Isaac Ludwig Mill: 60 HP Erie Steam Engine Helps Power Scenic Destination

Star 5 HP steam engine also found at mill beside Erie Canal

| Spring 2007

The scenic Isaac Ludwig Mill in Providence, Ohio, is a, restored, water-powered grist and flour mill, sawmill and power generating station. And better yet, the mill employs two steam engines – an Erie 60 HP and an 1880-1890 Star 5 HP oil drilling engine­.

Adjacent to the mill, two mules, Molly and Sally, pull the Volunteer, a replica 1876 canal boat through the restored mile-long section of the Erie Canal and Lock 44. Along the way, re-enactors take tourist passengers back in time during their one-hour journey. It all adds up to a “must see” for steam engine fans and lovers of history.

History of the Isaac Ludwig Mill

Situated alongside the Maumee River, the mill operated from 1868 to 1970 as both a sawmill and a grist mill. In 1974, the mill became the property of the Providence Metropark System of Toledo. The park system immediately began the restoration process, taking the mill, the adjacent Miami Erie Canal and Lock 44 back to the heydays of the early 1900s.
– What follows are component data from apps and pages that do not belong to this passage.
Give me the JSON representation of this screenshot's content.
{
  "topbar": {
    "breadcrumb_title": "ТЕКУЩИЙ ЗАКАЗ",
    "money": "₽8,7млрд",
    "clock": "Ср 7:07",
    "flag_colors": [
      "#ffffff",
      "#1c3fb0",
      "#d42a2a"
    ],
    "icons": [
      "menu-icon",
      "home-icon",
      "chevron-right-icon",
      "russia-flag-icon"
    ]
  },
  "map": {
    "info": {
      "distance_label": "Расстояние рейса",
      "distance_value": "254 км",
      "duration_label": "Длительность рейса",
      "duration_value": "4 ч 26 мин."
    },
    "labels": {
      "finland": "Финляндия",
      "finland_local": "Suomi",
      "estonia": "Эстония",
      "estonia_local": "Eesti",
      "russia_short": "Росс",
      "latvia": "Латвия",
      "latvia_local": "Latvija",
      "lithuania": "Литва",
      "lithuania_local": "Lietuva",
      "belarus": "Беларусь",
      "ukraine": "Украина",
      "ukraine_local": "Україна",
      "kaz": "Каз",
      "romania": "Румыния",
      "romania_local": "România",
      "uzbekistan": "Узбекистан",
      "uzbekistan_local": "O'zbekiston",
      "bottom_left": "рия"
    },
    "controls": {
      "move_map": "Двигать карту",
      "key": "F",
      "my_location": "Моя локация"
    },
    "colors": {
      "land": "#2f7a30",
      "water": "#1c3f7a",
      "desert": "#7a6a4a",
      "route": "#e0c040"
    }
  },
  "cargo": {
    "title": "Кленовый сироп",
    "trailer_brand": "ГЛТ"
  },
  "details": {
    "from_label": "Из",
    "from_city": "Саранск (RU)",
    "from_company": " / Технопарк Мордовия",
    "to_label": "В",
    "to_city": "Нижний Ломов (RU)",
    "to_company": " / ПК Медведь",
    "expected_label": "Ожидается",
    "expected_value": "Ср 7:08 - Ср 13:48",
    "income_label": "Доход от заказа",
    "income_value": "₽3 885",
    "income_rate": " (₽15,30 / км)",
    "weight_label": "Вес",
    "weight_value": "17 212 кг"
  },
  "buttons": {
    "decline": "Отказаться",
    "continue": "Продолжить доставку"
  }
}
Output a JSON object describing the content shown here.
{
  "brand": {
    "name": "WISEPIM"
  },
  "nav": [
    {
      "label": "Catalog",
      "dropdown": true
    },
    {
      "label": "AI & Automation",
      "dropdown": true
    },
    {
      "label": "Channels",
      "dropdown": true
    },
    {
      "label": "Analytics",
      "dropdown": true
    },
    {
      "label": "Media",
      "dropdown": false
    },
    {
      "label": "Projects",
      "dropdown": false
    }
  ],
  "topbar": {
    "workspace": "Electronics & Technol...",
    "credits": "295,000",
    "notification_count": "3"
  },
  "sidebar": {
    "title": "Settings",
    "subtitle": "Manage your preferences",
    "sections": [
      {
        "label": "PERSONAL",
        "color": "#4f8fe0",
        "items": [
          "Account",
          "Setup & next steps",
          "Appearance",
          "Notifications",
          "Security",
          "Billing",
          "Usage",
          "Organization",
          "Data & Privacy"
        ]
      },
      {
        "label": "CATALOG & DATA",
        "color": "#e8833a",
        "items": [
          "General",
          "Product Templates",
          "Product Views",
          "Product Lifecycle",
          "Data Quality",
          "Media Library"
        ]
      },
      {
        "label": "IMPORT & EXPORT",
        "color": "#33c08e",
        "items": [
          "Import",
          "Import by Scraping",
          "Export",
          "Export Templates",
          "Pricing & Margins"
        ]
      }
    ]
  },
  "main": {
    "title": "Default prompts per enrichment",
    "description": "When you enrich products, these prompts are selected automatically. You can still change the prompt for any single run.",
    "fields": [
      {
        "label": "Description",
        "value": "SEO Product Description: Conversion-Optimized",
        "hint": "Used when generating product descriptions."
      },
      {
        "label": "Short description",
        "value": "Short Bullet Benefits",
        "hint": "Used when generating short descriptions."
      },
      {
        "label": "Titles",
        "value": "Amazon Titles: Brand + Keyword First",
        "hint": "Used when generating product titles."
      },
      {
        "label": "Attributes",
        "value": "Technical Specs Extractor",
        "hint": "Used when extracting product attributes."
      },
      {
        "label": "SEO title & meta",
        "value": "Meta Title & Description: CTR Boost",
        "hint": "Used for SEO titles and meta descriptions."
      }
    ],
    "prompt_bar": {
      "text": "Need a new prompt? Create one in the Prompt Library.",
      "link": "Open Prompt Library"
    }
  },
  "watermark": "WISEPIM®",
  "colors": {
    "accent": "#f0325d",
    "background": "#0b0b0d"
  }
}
The mill was powered by water turbine under normal conditions, but when a flood occurred the water would rise and could no longer provide the head needed to run the turbines. To counter this, in 1900 the mill owner installed a steam engine, which could provide power and allow the mill to continue operating under flood conditions.

In small towns and rural farm areas everyone knows their neighbors, and sooner or later stories of anything of interest will spread throughout the community. This was the case with the two steam engines installed at the mill.
But those who knew of the engines didn’t want to see these pieces of history end up in the scrap yard, and their location had remained hidden for many years. Until, that is, the Isaac Ludwig Mill restoration provided a place for the steam engines to be viewed and enjoyed by those interested in preserving these relics of the past.

Laird Henderson, Toledo Metroparks mill curator and historian says, “In the middle 1970s the park department heard stories that a large stationary steam engine was still in the basement of an abandoned Toledo, Ohio, laundry.” Upon investigation, they found an Erie 60 HP steam engine that had been built in 1890 by the Erie City Iron Works, Erie, Pa. The engine had been under water for 20 years with only the top of the flywheel and the governor flyball visible. The owner agreed to donate it to Toledo Metroparks, so arrangements were made to have the engine lifted from the mud and water, cleaned and brought to the Isaac Ludwig Mill.